I have a passion for abandoned, neglected, rusty, decaying, doomed and forgotten railway lines. Where once passengers travelled along them, I wonder about their thoughts as the train rattled along, their destinations, what their journeys meant. This line in Derbyshire mostly carried freight until 40 years ago, so fits with my interest in industrial archaeology.
One of my favourite photographs, one of those rare “right place and right time” moments. The colours haven’t been exaggerated. The badlands of Alberta is an area I’ve visited several times, and can’t wait to get back to.
[Since the lock-down means that we can’t hike very far at the moment, every Wednesday I’m remembering a walk from the past.]
The Burgess Pass, 2005
A long time ago L and I headed up and over the Burgess Pass, near Field, British Columbia, Canada. Not all that long a trail, but a long, long uphill trek on a warm day in 2005. It was a perfect mix: the physical activity, the fine weather, the views, lots of fungi, a glacier… And a downhill finish!
My attempts to understand miniaturisation cause me a fair degree of head scratching and beard stroking. Two of the strangest charity shop artefacts in my museum are busty ballerina figurines leaning against giant clocks. This is surely something one is unlikely to see in real life. These figurines beg a number of questions abut the complicated relationships between miniature fantasy and full-sized humans. What prompted the designers to create them? Who bought them and why? What is going through the mind of someone who choses to buy one of these. With their gaudy colours and unconvincing decoration, not to mention the unlikely anatomies of the dancers, they are hardly realistic reproductions of reality.
They feature full-length exposure of long legs. Are they therefore erotic images? If they are intended to be erotic, what does that suggest about our intended reaction to the child ballerina holding a bird?
I suggest that they represent “respectable”, perhaps even unconscious, eroticism.

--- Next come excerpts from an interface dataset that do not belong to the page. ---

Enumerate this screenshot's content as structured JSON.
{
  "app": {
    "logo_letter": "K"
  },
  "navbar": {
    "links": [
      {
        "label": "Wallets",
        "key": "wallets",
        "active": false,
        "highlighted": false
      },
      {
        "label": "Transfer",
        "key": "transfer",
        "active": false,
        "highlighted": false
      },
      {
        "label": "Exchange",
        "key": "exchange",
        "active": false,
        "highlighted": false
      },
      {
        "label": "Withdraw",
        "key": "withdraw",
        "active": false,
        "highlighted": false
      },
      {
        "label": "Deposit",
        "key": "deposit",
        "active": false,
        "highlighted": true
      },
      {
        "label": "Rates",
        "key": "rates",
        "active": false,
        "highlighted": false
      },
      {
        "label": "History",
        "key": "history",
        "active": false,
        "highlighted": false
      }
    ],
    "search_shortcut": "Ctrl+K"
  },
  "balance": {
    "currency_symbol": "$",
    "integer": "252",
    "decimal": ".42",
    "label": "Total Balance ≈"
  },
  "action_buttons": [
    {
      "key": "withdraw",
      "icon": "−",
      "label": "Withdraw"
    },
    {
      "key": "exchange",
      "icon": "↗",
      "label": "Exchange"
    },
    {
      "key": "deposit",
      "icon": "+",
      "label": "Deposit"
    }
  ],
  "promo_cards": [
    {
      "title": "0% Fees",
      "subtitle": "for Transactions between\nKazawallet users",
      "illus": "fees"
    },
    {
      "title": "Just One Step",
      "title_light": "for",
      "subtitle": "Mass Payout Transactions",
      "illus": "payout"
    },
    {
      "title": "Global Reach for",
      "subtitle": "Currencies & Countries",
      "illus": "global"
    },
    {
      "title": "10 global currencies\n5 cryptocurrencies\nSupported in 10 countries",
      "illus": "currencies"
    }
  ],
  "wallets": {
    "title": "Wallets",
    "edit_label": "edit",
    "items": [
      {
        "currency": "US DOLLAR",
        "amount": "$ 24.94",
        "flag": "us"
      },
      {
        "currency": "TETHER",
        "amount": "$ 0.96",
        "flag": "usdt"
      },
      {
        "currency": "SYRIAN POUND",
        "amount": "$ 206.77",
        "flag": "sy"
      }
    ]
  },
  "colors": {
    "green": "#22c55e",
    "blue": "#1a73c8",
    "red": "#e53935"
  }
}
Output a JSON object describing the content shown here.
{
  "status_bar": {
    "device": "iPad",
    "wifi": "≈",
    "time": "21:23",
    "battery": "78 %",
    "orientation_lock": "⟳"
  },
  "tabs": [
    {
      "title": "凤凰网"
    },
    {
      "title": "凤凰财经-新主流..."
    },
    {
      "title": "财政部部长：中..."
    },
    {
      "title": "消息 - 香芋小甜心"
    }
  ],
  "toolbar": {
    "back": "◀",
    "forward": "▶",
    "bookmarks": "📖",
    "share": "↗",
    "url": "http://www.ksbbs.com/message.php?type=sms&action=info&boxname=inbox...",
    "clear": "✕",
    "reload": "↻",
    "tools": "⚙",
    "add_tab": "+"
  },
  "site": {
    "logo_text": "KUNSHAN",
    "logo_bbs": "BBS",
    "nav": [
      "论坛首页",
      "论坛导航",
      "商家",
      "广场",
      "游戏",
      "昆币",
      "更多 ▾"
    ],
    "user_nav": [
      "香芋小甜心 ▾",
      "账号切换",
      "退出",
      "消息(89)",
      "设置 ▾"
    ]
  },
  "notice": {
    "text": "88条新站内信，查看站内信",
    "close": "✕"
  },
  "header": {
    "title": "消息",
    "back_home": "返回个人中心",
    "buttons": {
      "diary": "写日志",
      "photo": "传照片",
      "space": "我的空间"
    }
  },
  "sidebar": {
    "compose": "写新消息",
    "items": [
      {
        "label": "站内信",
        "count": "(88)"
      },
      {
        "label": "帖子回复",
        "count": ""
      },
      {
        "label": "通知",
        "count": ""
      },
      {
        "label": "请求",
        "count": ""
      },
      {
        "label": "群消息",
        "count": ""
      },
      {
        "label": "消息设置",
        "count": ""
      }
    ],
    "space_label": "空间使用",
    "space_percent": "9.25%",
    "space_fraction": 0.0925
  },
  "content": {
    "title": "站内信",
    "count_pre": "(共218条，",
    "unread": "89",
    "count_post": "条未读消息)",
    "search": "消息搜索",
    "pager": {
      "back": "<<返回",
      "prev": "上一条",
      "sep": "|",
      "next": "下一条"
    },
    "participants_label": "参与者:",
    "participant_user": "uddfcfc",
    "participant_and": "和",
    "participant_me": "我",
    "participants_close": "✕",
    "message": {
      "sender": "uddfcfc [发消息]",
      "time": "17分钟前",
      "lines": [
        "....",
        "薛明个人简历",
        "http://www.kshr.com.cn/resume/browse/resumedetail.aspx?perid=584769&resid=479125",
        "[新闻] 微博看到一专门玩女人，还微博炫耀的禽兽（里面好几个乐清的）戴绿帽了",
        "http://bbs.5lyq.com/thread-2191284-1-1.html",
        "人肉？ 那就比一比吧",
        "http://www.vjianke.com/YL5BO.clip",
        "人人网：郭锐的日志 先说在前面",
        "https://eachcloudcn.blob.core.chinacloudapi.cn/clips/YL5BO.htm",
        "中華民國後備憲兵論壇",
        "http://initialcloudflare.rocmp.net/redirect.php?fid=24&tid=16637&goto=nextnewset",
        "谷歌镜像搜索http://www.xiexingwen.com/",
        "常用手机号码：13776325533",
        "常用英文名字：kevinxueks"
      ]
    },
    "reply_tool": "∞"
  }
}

Despite searching many charity shops, I have yet to come across another ballerina clock. I shall continue my search!
[Every Friday I’m going to post four photographs from my collection. Some will be very recent, others very old. There will be no theme, though of course they provoke memories, of yesterday and of past decades… They will be a varied quality and artistic value, depending on their age and the technologies involved!]
This rather poor scan of a faded 35mm transparency (I will repeat it when I acquire a better scanner) is my only record of my favourite archaeological section, cut through the Roman deposits that lay beneath the playground of what we called the “Schoolyard Site”, a small area behind a soon-to-be-demolished primary school that was my first supervising job. You can’t see them in this scan, but about halfway down the section there was a series of more than a dozen thin clay floors, each a couple of mm thick, that could only be distinguished from each other by breaking the rules and cutting the section at about 45 degrees, so each floor was shown in elongated section. But this vertical section shows that the floors had slipped into the large pot that had been placed deliberately, either to serve as storage or as a small cess pit.
Simply an upside-down mantis.
Lulu Line, 2004
The Lulu Line, that ran North-South through the southern suburbs of Vancouver, Canada, is no more. Its track ripped up, it now serves as a walk/bike trail. By 2004 it was already disused — I last saw and heard a train, a switcher, a single box car and a caboose, rattling along its rusty rails in about 1995.
Burro Creek, 1997
In April 1997 we began a seven-month road trip, down the west coast of the US to the Mexican border, back up, and then across Canada, from west to east coasts, returning via the northern US. The very beginning of the trip was chilly (it snowed in Nevada) and we didn’t linger, but after a long drive we reached warmth, at last, at Burro Creek campground in Arizona’s Sonoran Desert. This was the first photograph, taken as we prepared breakfast.